Excerpts from an interface dataset:

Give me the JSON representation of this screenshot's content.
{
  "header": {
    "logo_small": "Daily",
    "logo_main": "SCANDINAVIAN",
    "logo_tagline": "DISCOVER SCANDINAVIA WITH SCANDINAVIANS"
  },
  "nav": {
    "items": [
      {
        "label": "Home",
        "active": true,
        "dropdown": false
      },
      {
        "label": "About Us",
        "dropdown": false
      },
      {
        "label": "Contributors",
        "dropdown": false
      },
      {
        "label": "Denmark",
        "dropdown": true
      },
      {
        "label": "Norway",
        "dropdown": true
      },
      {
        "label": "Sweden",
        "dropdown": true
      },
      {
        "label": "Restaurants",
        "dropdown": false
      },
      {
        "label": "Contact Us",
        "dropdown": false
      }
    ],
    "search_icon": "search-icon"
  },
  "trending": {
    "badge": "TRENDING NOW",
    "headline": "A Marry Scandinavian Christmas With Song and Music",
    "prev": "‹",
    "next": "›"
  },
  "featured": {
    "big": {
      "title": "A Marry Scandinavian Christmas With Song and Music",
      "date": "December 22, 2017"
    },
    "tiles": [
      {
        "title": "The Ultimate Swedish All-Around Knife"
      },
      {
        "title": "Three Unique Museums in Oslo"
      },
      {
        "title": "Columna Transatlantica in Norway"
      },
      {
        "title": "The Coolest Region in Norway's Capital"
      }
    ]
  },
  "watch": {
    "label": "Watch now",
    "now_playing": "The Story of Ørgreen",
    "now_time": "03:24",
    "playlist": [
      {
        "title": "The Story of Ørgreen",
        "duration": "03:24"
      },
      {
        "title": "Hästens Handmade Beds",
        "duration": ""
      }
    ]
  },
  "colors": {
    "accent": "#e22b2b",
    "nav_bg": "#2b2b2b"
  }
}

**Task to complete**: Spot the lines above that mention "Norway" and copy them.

**Written answer**:
        "label": "Norway",
        "title": "Columna Transatlantica in Norway"
        "title": "The Coolest Region in Norway's Capital"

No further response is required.